> _About this task_:
Each line below that contains the word "data" must be copied.
::::::
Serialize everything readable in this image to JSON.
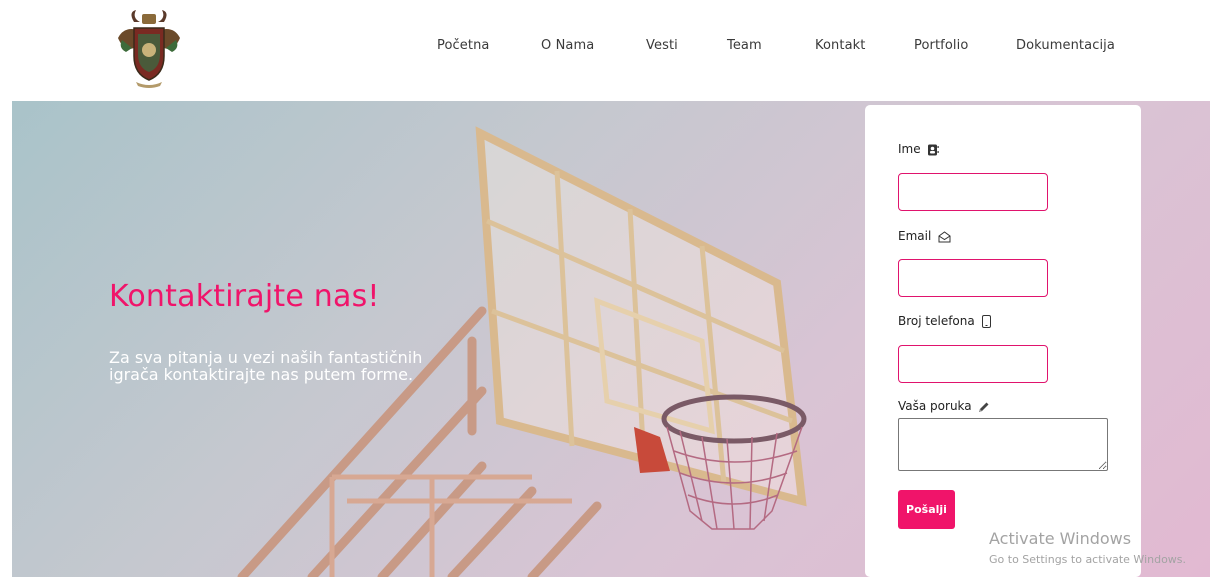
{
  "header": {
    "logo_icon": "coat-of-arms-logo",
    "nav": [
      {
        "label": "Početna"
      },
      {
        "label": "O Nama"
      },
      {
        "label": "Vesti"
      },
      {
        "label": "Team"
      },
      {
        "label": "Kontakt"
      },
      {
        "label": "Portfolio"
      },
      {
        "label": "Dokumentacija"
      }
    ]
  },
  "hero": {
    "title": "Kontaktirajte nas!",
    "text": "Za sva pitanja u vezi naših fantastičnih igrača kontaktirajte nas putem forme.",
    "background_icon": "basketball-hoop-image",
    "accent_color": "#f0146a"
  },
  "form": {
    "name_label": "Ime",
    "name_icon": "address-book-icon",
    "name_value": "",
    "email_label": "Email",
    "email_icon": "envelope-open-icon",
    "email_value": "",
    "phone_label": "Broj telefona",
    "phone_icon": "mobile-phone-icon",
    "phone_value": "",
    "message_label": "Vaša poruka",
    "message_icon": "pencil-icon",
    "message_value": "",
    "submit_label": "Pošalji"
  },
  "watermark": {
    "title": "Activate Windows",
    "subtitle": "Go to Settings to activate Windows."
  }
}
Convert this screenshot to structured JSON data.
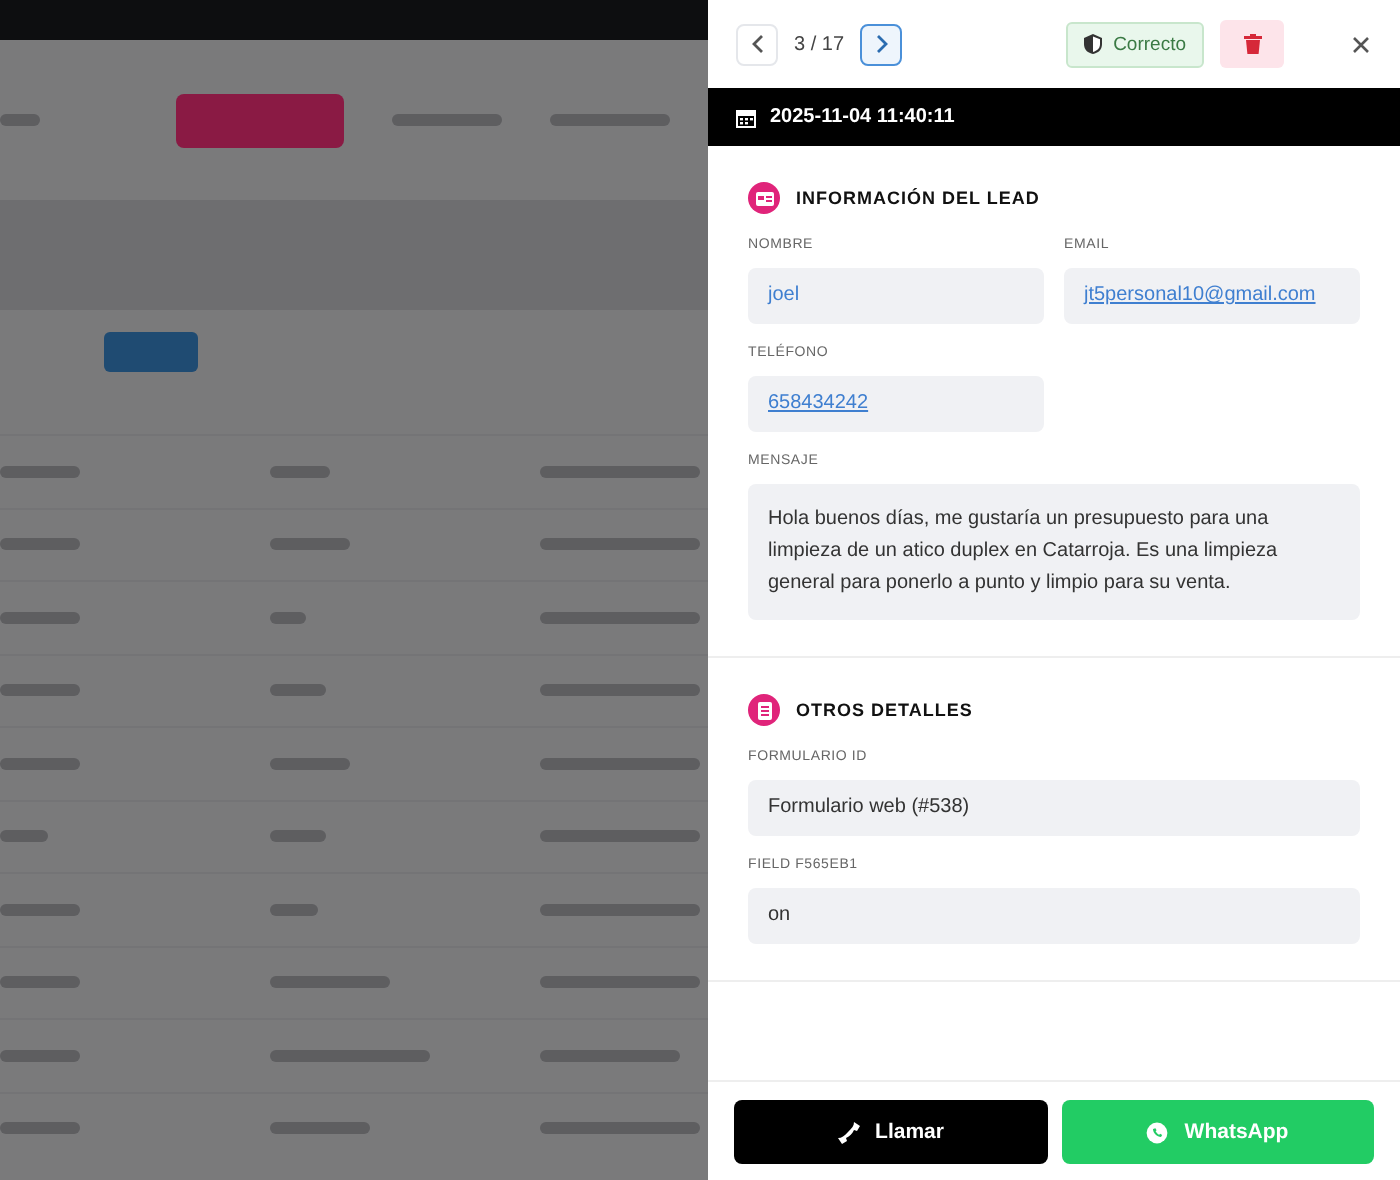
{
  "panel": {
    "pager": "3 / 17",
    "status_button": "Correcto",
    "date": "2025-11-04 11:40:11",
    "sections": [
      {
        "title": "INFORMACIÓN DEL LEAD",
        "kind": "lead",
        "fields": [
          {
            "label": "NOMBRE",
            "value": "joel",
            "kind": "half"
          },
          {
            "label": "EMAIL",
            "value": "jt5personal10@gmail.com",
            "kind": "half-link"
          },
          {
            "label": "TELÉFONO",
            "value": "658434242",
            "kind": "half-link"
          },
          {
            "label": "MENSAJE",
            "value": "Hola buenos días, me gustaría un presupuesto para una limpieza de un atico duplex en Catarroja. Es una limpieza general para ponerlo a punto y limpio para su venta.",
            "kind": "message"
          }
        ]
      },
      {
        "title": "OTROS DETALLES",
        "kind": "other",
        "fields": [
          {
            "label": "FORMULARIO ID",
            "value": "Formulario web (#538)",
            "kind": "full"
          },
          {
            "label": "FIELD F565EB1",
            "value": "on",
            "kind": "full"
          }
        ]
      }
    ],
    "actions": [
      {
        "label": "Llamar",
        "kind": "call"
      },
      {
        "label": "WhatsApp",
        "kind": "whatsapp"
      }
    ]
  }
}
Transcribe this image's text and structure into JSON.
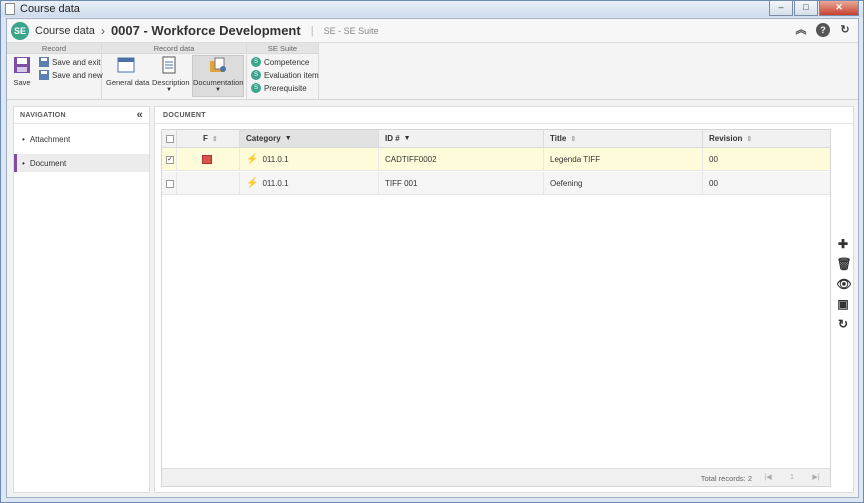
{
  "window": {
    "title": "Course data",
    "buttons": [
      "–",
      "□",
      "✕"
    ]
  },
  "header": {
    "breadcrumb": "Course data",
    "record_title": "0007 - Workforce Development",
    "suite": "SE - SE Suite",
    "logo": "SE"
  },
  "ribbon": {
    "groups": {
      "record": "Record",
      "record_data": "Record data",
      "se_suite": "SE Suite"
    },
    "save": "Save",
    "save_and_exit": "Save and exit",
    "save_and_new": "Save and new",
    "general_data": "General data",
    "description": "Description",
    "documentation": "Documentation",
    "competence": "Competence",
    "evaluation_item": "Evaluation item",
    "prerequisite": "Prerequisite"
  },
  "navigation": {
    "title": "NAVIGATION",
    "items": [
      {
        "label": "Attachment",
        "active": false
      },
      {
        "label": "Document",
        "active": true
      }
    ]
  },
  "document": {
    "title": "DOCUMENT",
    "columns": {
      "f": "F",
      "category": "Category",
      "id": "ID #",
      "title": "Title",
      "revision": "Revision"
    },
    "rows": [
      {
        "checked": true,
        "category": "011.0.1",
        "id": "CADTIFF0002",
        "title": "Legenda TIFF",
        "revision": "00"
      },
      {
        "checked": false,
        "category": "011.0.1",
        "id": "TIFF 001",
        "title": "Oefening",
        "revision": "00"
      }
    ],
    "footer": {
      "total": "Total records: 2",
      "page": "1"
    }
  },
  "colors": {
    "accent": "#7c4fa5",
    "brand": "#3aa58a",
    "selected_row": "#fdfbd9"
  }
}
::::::
> _Task result_:
Convert this screenshot to structured JSON data.
    "title": "Course data",
    "breadcrumb": "Course data",
      "record_data": "Record data",
    "general_data": "General data",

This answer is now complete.